US (Pontiac) – Disturbing tales are surfacing from the fringes of immigration enforcement in America. Undocumented immigrants are now reporting ICE (Immigration and Customs Enforcement) agents calling their phones unprompted. The phenomenon is aimed to convince ICE targets to volunteer for deportation proceedings.
According to Newsweek, even lawyers are bothered by the tactic which experts believe began in September. One case saw a Cuban woman in Newark, New Jersey visited by an agent for exceeding her stay. When her brother answered the door, they asked for their phone number. The agent then texted them an ad for a non-governmental website USA COPS, encouraging the woman to turn herself in.
Another case saw a lawyer confront an agent who’d been texting one of her clients. When New Jersey Immigration attorney Stephanie Isern first caught wind, she thought it was a scam. It certainly wouldn’t be the first time undocumented populations were targeted by phone scams. Parties pretending to be ICE attempt to convince someone to give money or other valuables or face deportation.
The agent who was texting Isern’s client, however, turned out to be legit. ICE demanded the woman meet them, “I’m not going to give an overstay notice”, the person said. After accompanying her client to the meeting, Isern walked away with an awful impression. The agency could be using this new tactic to trick undocumented persons to meet without legal advice. In short, Isren’s client was lucky the attorney was aware of the communications. ICE declined to comment on whether it’s resorted to texting immigrants.
In Oregon, one man was contacted by an agent who was later identified as Phillip Smith of Portland’s ICE office. Advocates believe Smith tried manipulating the man into divulging information about his homeland. Both the man, and the person Stephanie Isern represents, were convicted of misdemeanors at one point.

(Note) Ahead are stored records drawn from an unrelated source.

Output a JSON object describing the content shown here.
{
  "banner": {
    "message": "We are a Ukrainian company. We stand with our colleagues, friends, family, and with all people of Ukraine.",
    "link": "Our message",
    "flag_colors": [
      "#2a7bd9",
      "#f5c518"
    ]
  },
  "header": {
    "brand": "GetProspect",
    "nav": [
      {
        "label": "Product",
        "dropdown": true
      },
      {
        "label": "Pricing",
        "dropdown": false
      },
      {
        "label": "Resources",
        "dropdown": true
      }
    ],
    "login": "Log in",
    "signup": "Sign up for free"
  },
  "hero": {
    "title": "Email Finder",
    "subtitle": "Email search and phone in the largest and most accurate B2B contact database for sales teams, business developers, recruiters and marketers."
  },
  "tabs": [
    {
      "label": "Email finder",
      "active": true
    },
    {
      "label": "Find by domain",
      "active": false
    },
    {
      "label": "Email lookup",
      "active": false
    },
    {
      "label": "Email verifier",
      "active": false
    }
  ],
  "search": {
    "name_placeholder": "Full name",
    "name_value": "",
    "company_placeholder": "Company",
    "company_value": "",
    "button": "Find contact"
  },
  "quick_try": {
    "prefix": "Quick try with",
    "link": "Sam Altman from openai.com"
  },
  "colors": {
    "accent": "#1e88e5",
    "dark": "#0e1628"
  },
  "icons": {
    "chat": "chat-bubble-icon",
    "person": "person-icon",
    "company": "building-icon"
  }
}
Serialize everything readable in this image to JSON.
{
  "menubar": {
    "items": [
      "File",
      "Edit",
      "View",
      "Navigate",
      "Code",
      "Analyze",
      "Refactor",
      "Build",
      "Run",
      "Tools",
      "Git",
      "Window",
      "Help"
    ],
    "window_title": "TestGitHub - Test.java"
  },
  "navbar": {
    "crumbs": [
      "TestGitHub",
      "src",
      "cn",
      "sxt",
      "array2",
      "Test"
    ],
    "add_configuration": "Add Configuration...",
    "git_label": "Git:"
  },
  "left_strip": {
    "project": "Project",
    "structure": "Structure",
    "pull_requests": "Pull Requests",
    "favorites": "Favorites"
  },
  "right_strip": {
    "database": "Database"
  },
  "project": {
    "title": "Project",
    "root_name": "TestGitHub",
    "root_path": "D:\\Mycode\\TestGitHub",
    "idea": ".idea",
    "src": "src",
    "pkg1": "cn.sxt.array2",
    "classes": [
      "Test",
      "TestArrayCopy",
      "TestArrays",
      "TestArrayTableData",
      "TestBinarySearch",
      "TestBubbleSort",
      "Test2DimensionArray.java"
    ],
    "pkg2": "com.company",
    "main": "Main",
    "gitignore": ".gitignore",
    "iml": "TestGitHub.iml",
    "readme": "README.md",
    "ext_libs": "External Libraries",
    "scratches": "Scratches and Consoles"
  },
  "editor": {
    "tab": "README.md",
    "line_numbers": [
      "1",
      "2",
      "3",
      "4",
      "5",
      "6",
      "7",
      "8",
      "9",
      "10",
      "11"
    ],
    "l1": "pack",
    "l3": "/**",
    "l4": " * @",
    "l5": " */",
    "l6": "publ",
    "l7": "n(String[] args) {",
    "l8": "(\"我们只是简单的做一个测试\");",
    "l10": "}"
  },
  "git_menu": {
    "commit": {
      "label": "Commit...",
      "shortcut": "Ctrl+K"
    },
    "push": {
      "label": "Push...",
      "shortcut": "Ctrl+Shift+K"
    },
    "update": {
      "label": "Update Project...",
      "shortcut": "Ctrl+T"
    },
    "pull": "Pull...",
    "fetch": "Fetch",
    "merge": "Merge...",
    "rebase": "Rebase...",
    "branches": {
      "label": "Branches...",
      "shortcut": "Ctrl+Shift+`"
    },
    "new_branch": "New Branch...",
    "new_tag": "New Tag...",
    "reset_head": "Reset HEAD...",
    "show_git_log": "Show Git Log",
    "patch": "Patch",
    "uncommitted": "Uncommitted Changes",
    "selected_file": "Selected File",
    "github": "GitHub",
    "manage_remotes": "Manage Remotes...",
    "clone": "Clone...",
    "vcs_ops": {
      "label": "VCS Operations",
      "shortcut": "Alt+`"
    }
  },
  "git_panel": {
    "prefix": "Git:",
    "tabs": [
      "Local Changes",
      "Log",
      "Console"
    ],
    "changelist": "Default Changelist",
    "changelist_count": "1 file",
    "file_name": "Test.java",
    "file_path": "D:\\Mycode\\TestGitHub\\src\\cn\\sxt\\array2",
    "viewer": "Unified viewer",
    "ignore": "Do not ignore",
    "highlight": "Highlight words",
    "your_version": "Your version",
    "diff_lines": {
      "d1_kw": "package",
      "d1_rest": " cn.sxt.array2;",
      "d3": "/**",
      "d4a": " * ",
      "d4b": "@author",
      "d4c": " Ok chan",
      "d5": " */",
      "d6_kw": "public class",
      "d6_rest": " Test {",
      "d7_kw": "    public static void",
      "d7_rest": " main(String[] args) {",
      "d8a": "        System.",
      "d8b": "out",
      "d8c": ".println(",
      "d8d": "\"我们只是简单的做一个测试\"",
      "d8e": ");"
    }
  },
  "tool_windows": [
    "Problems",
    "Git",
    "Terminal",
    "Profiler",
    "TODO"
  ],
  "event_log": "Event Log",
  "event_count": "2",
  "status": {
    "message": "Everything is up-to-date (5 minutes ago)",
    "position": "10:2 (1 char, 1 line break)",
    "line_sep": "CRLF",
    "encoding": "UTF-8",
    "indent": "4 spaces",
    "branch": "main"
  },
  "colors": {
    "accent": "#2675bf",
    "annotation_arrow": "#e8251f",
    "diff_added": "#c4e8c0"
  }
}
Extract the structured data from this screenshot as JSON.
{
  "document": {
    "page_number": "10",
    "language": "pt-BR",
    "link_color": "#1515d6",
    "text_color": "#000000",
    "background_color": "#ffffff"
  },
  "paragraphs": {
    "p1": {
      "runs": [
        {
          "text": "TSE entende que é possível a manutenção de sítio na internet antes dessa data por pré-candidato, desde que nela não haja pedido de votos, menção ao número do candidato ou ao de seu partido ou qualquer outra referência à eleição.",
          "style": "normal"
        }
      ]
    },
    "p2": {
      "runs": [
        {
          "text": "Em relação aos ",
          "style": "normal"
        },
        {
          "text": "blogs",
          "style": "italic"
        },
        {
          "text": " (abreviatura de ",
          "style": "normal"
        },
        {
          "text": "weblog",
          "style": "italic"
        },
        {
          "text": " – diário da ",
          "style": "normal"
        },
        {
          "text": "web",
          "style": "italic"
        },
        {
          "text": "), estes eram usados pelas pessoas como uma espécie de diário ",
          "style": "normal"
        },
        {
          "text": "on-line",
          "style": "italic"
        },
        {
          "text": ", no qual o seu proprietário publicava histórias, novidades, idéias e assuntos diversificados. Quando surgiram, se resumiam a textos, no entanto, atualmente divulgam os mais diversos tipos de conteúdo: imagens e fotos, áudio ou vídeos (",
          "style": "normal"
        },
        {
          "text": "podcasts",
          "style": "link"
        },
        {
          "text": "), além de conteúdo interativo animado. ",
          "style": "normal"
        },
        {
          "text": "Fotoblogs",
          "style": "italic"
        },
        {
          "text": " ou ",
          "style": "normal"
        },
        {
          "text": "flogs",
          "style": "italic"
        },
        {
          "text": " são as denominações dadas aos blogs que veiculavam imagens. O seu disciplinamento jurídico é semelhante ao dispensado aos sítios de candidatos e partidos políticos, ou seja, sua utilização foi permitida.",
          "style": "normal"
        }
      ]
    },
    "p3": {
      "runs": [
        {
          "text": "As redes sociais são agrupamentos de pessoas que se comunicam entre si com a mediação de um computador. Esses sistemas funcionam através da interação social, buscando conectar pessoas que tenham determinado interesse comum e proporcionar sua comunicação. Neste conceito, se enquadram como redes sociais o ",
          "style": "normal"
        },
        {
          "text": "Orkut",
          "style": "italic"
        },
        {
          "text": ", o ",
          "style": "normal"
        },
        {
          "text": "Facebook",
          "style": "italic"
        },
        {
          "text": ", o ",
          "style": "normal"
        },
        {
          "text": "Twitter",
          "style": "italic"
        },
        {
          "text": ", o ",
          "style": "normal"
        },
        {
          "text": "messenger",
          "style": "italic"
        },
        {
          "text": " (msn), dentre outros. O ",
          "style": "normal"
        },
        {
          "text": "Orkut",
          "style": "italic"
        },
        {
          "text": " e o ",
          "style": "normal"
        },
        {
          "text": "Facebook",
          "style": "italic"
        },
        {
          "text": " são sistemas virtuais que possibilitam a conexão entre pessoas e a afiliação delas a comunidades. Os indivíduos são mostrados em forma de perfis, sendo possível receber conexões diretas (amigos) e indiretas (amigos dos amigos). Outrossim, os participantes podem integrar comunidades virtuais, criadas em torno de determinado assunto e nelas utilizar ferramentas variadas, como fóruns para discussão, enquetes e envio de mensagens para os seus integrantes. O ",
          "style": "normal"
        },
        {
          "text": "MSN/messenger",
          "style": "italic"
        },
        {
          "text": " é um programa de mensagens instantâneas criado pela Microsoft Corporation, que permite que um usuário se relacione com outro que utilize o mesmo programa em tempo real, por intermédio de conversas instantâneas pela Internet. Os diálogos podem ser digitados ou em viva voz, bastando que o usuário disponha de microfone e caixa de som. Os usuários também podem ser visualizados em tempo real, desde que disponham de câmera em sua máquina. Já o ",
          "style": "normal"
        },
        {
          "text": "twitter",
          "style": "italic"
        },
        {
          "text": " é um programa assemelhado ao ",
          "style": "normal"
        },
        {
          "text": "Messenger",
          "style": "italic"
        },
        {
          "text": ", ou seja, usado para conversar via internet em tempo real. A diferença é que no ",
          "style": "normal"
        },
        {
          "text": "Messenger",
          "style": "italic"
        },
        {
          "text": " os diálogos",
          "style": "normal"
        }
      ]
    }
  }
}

Perhaps that’s how the agents were able to acquire their phone numbers. And in the Cuban woman’s case, her phone number was surrendered upon request by her brother. There’s still a hint of mystery, especially if a case appears where the person has no arrest record. Another option is probably personal information recorded after applying for visa’s. Whether ICE is authorized to access some or any of this information is another story all together.
The specter of surveillance always brings the possibility of some other form of data collection. In recent months, ICE denied using cell site simulators, or Stingrays, to monitor undocumented persons. Data collected after a study of possible Stingray activity in Seattle, however, did gather evidence of one active near an immigration building. That particular facility belonged to Homeland Security.
Stingrays trick devices into revealing information by mimicking cell phone towers. The devices can also overpower nearby signals or change frequencies, essentially anything to dominate the network. Leaked FBI documents also show Stingrays can disrupt cell service of non-targeted bystanders.
Of course, law enforcement has any number of ways to monitor targets of interest. Regardless, the notion of agents calling undocumented immigrants is disturbing on a couple levels. Even if the target does not obey ICE, it still sends a psychological message. “We’re watching, we’re never far.” With President Donald Trump pushing to deliver anti-immigration campaign promises, ICE may be getting creative.